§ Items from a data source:
^^^^
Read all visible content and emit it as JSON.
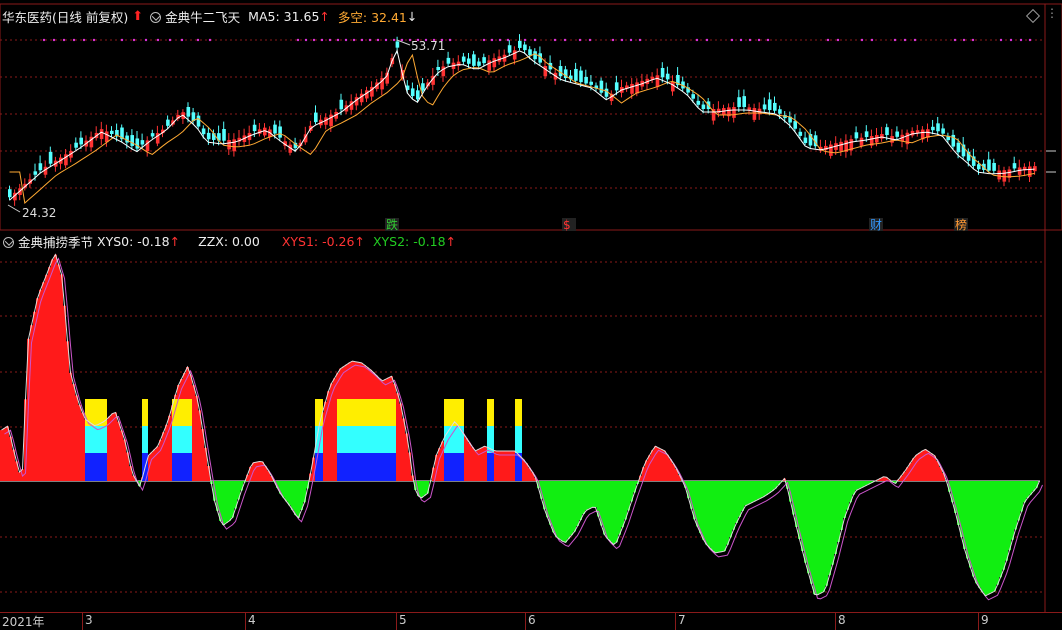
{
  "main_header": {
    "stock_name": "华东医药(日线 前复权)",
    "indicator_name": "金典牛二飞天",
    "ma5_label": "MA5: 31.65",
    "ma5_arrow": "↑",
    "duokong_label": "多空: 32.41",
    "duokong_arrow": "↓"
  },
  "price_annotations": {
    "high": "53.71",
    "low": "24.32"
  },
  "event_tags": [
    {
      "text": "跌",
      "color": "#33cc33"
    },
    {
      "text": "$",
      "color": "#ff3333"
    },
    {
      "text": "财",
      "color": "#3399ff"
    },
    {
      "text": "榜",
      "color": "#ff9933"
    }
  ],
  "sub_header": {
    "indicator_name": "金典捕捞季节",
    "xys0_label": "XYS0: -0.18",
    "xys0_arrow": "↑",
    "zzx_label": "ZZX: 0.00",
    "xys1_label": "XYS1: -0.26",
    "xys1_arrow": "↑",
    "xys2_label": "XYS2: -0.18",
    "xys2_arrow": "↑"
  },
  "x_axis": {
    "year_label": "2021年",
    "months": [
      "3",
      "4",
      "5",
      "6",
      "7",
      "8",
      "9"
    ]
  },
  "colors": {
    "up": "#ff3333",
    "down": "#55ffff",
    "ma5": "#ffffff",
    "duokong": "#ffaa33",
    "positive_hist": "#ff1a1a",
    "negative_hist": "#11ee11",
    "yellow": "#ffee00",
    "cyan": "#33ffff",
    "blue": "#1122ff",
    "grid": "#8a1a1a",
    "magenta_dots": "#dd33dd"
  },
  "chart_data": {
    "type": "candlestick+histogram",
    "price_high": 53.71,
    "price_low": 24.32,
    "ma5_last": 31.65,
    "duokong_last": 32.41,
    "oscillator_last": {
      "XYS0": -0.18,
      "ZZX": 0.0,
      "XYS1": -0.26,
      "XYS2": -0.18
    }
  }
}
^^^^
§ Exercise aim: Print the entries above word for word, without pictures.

§ Solved exercise:
Read all visible content and emit it as JSON.
{
  "main_header": {
    "stock_name": "华东医药(日线 前复权)",
    "indicator_name": "金典牛二飞天",
    "ma5_label": "MA5: 31.65",
    "ma5_arrow": "↑",
    "duokong_label": "多空: 32.41",
    "duokong_arrow": "↓"
  },
  "price_annotations": {
    "high": "53.71",
    "low": "24.32"
  },
  "event_tags": [
    {
      "text": "跌",
      "color": "#33cc33"
    },
    {
      "text": "$",
      "color": "#ff3333"
    },
    {
      "text": "财",
      "color": "#3399ff"
    },
    {
      "text": "榜",
      "color": "#ff9933"
    }
  ],
  "sub_header": {
    "indicator_name": "金典捕捞季节",
    "xys0_label": "XYS0: -0.18",
    "xys0_arrow": "↑",
    "zzx_label": "ZZX: 0.00",
    "xys1_label": "XYS1: -0.26",
    "xys1_arrow": "↑",
    "xys2_label": "XYS2: -0.18",
    "xys2_arrow": "↑"
  },
  "x_axis": {
    "year_label": "2021年",
    "months": [
      "3",
      "4",
      "5",
      "6",
      "7",
      "8",
      "9"
    ]
  },
  "colors": {
    "up": "#ff3333",
    "down": "#55ffff",
    "ma5": "#ffffff",
    "duokong": "#ffaa33",
    "positive_hist": "#ff1a1a",
    "negative_hist": "#11ee11",
    "yellow": "#ffee00",
    "cyan": "#33ffff",
    "blue": "#1122ff",
    "grid": "#8a1a1a",
    "magenta_dots": "#dd33dd"
  },
  "chart_data": {
    "type": "candlestick+histogram",
    "price_high": 53.71,
    "price_low": 24.32,
    "ma5_last": 31.65,
    "duokong_last": 32.41,
    "oscillator_last": {
      "XYS0": -0.18,
      "ZZX": 0.0,
      "XYS1": -0.26,
      "XYS2": -0.18
    }
  }
}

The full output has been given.